New songs followed—the already titled “I Wake Up Screaming,” which included a modern soliloquy about a paramour taking her “iPhone into the bathroom,” and the self-evident “You’re Just Too Greedy for Me,”—as well as the perennial classic pisstake on nostalgia, “Corduroy” (from the penultimate Seamonsters). But the reason everyone had gathered—as advertised—was to hear Gedge and his mates run through their artistic and commercial breakthrough, 1989’s Bizarro, from top to bottom.

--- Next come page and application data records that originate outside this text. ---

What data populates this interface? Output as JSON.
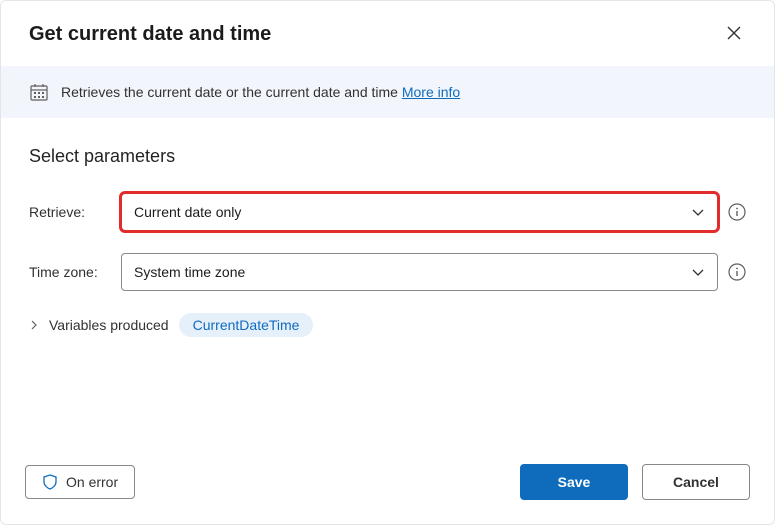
{
  "header": {
    "title": "Get current date and time"
  },
  "banner": {
    "text": "Retrieves the current date or the current date and time ",
    "link": "More info"
  },
  "section": {
    "title": "Select parameters"
  },
  "fields": {
    "retrieve": {
      "label": "Retrieve:",
      "value": "Current date only"
    },
    "timezone": {
      "label": "Time zone:",
      "value": "System time zone"
    }
  },
  "variables": {
    "label": "Variables produced",
    "chip": "CurrentDateTime"
  },
  "footer": {
    "on_error": "On error",
    "save": "Save",
    "cancel": "Cancel"
  }
}
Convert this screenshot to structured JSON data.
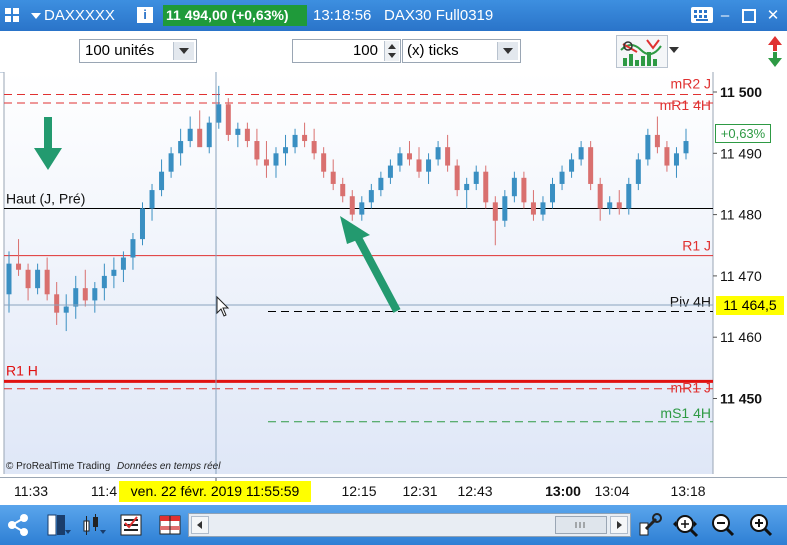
{
  "titlebar": {
    "symbol": "DAXXXXX",
    "info_icon": "i",
    "price_change": "11 494,00 (+0,63%)",
    "time": "13:18:56",
    "contract": "DAX30 Full0319"
  },
  "toolbar": {
    "quantity": "100 unités",
    "tick_count": "100",
    "tick_unit": "(x) ticks"
  },
  "chart": {
    "levels": [
      {
        "label": "mR2 J",
        "price": 11499.6,
        "color": "#e03131",
        "style": "dashed"
      },
      {
        "label": "mR1 4H",
        "price": 11498.2,
        "color": "#e03131",
        "style": "dashed"
      },
      {
        "label": "Haut (J, Pré)",
        "price": 11481.0,
        "color": "#000000",
        "style": "solid"
      },
      {
        "label": "R1 J",
        "price": 11473.3,
        "color": "#e03131",
        "style": "solid"
      },
      {
        "label": "Piv 4H",
        "price": 11464.2,
        "color": "#000000",
        "style": "dashed"
      },
      {
        "label": "R1 H",
        "price": 11452.8,
        "color": "#e01010",
        "style": "thick"
      },
      {
        "label": "mR1 J",
        "price": 11451.6,
        "color": "#e03131",
        "style": "dashed"
      },
      {
        "label": "mS1 4H",
        "price": 11446.2,
        "color": "#2e9a44",
        "style": "dashed"
      }
    ],
    "y_ticks": [
      "11 500",
      "11 490",
      "11 480",
      "11 470",
      "11 460",
      "11 450"
    ],
    "y_tick_values": [
      11500,
      11490,
      11480,
      11470,
      11460,
      11450
    ],
    "x_ticks": [
      "11:33",
      "11:4",
      "12:15",
      "12:31",
      "12:43",
      "13:00",
      "13:04",
      "13:18"
    ],
    "current_badge": "+0,63%",
    "cursor_price": "11 464,5",
    "cursor_time": "ven. 22 févr. 2019 11:55:59",
    "watermark": "© ProRealTime Trading",
    "watermark_note": "Données en temps réel",
    "colors": {
      "up": "#3a8fc2",
      "down": "#d9706f",
      "cursor_bg": "#ffff00",
      "badge": "#2e9a44"
    },
    "candles": [
      [
        11467,
        11474,
        11464,
        11472
      ],
      [
        11472,
        11476,
        11470,
        11471
      ],
      [
        11471,
        11472,
        11466,
        11468
      ],
      [
        11468,
        11472,
        11467,
        11471
      ],
      [
        11471,
        11473,
        11466,
        11467
      ],
      [
        11467,
        11469,
        11462,
        11464
      ],
      [
        11464,
        11467,
        11461,
        11465
      ],
      [
        11465,
        11470,
        11463,
        11468
      ],
      [
        11468,
        11471,
        11465,
        11466
      ],
      [
        11466,
        11469,
        11464,
        11468
      ],
      [
        11468,
        11472,
        11466,
        11470
      ],
      [
        11470,
        11473,
        11468,
        11471
      ],
      [
        11471,
        11474,
        11469,
        11473
      ],
      [
        11473,
        11477,
        11471,
        11476
      ],
      [
        11476,
        11482,
        11475,
        11481
      ],
      [
        11481,
        11485,
        11479,
        11484
      ],
      [
        11484,
        11489,
        11483,
        11487
      ],
      [
        11487,
        11491,
        11486,
        11490
      ],
      [
        11490,
        11494,
        11488,
        11492
      ],
      [
        11492,
        11496,
        11491,
        11494
      ],
      [
        11494,
        11497,
        11492,
        11491
      ],
      [
        11491,
        11496,
        11490,
        11495
      ],
      [
        11495,
        11501,
        11494,
        11498
      ],
      [
        11498,
        11499,
        11492,
        11493
      ],
      [
        11493,
        11495,
        11491,
        11494
      ],
      [
        11494,
        11495,
        11491,
        11492
      ],
      [
        11492,
        11494,
        11488,
        11489
      ],
      [
        11489,
        11492,
        11486,
        11488
      ],
      [
        11488,
        11491,
        11486,
        11490
      ],
      [
        11490,
        11493,
        11488,
        11491
      ],
      [
        11491,
        11494,
        11490,
        11493
      ],
      [
        11493,
        11495,
        11491,
        11492
      ],
      [
        11492,
        11494,
        11489,
        11490
      ],
      [
        11490,
        11491,
        11486,
        11487
      ],
      [
        11487,
        11489,
        11484,
        11485
      ],
      [
        11485,
        11486,
        11482,
        11483
      ],
      [
        11483,
        11484,
        11479,
        11480
      ],
      [
        11480,
        11483,
        11479,
        11482
      ],
      [
        11482,
        11485,
        11481,
        11484
      ],
      [
        11484,
        11487,
        11483,
        11486
      ],
      [
        11486,
        11489,
        11485,
        11488
      ],
      [
        11488,
        11491,
        11487,
        11490
      ],
      [
        11490,
        11492,
        11488,
        11489
      ],
      [
        11489,
        11491,
        11486,
        11487
      ],
      [
        11487,
        11490,
        11485,
        11489
      ],
      [
        11489,
        11492,
        11488,
        11491
      ],
      [
        11491,
        11493,
        11487,
        11488
      ],
      [
        11488,
        11489,
        11483,
        11484
      ],
      [
        11484,
        11486,
        11481,
        11485
      ],
      [
        11485,
        11488,
        11484,
        11487
      ],
      [
        11487,
        11488,
        11481,
        11482
      ],
      [
        11482,
        11483,
        11475,
        11479
      ],
      [
        11479,
        11484,
        11478,
        11483
      ],
      [
        11483,
        11487,
        11482,
        11486
      ],
      [
        11486,
        11487,
        11481,
        11482
      ],
      [
        11482,
        11484,
        11479,
        11480
      ],
      [
        11480,
        11483,
        11479,
        11482
      ],
      [
        11482,
        11486,
        11481,
        11485
      ],
      [
        11485,
        11488,
        11484,
        11487
      ],
      [
        11487,
        11490,
        11486,
        11489
      ],
      [
        11489,
        11492,
        11488,
        11491
      ],
      [
        11491,
        11492,
        11484,
        11485
      ],
      [
        11485,
        11486,
        11479,
        11481
      ],
      [
        11481,
        11483,
        11480,
        11482
      ],
      [
        11482,
        11484,
        11480,
        11481
      ],
      [
        11481,
        11486,
        11480,
        11485
      ],
      [
        11485,
        11490,
        11484,
        11489
      ],
      [
        11489,
        11494,
        11488,
        11493
      ],
      [
        11493,
        11496,
        11490,
        11491
      ],
      [
        11491,
        11492,
        11487,
        11488
      ],
      [
        11488,
        11491,
        11486,
        11490
      ],
      [
        11490,
        11494,
        11489,
        11492
      ]
    ]
  },
  "statusbar": {
    "icons": [
      "share-icon",
      "layout-icon",
      "candles-icon",
      "list-icon",
      "grid-icon",
      "scroll-left-icon",
      "scroll-right-icon",
      "wrench-icon",
      "zoom-fit-icon",
      "zoom-out-icon",
      "zoom-in-icon"
    ]
  }
}
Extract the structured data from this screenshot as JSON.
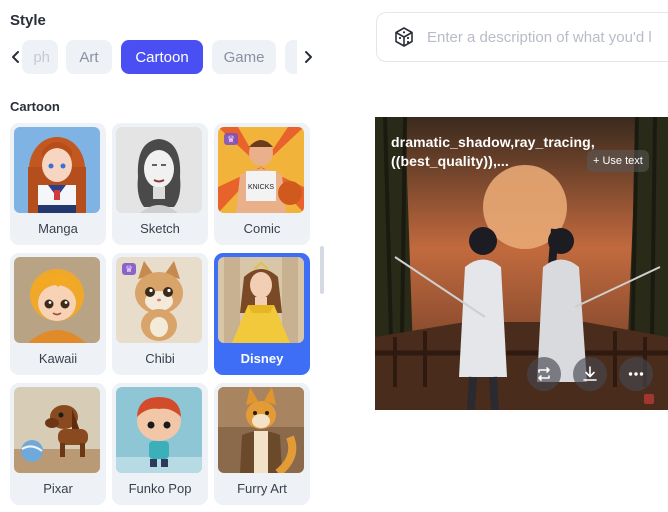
{
  "style_panel": {
    "heading": "Style",
    "tabs": [
      {
        "label": "ph"
      },
      {
        "label": "Art"
      },
      {
        "label": "Cartoon"
      },
      {
        "label": "Game"
      },
      {
        "label": ""
      }
    ],
    "selected_tab": "Cartoon",
    "section_label": "Cartoon",
    "cards": [
      {
        "label": "Manga",
        "premium": false
      },
      {
        "label": "Sketch",
        "premium": false
      },
      {
        "label": "Comic",
        "premium": true
      },
      {
        "label": "Kawaii",
        "premium": false
      },
      {
        "label": "Chibi",
        "premium": true
      },
      {
        "label": "Disney",
        "premium": false
      },
      {
        "label": "Pixar",
        "premium": false
      },
      {
        "label": "Funko Pop",
        "premium": false
      },
      {
        "label": "Furry Art",
        "premium": false
      }
    ],
    "selected_card": "Disney"
  },
  "prompt": {
    "placeholder": "Enter a description of what you'd l"
  },
  "artwork": {
    "prompt_text": "dramatic_shadow,ray_tracing,((best_quality)),...",
    "use_text_label": "+ Use text"
  },
  "colors": {
    "accent": "#4a4ff3",
    "selected_card": "#3d6ef5",
    "card_bg": "#eef1f6"
  }
}
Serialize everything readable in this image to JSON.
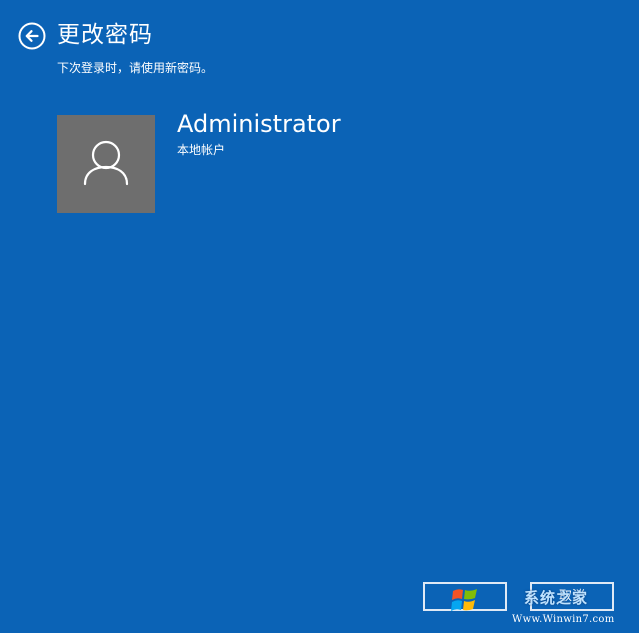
{
  "header": {
    "back_icon": "back-arrow-circle-icon",
    "title": "更改密码",
    "subtitle": "下次登录时，请使用新密码。"
  },
  "account": {
    "avatar_icon": "user-silhouette-icon",
    "name": "Administrator",
    "type": "本地帐户"
  },
  "footer": {
    "next_label": "",
    "cancel_label": "取消"
  },
  "watermark": {
    "logo_icon": "windows-logo-icon",
    "text": "系统之家",
    "url": "Www.Winwin7.com"
  },
  "colors": {
    "background": "#0b63b6",
    "avatar_bg": "#6e6e6e",
    "text": "#ffffff",
    "button_border": "#dfe9f5"
  }
}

From the first wanton chords of “Brassneck” and Gedge’s declarations to some unnamed tormentor that he “just decided that (he) doesn’t trust you anymore,” the venue sizzled with frenetic energy, all the unrequited lusts and dreams of the mostly 40-something male crowd suddenly propelled into the air. “Crushed” was more emblematic of the Wedding Present’s longtime MO, a frantic meshing of verse-chorus-verse and riff into a less-than-three-minutes format. Sure, everyone knew what they were getting (Gedge may have lost his way, though, having to ask what’s next before “No”), but that never lessened the execution. By the time the group had made it to “Kennedy,” the album’s “hit,” all present were swept up in Gedge and guitarist Graeme Ramsay’s spurtful fits of guitar jangle. Indeed, that song seemed to push all time aside, its spastic current as current as ever.
Sometime between the time we flipped from side one to side two, I was beginning to clearly see Bizarro’s signifiers pointing to past and present. Slow down “Take Me,” and you get “What Goes On.” Distill the cumulative effect of the band, and you get what’s passed for indie rock for the last 20 years. Gedge took on more of the six-string responsibility than I had seen him in the past, beating his Gibsons’ strings to a pulp. He looked dartingly around the room in disbelief, almost as amazed as we were to hear this recreation. When he eventually reached the epic ebb and flow of “Bewitched,” any last resources were poured into its gripping refrains.
As fitting of any Wedding Present show, there was little ceremony as it drew to a close. No encores, no monkeying for the crowd. But as the band squeezed its last pints of sweat into Bizarro’s closer, “Be Honest,” the particularity of the performance became more clear. In hearing a band divine what was once of a particular time and place, it suddenly became transcendent, the clear wringing of any strictures to be something it may have always been: a record whose collective meaning meant something so much more.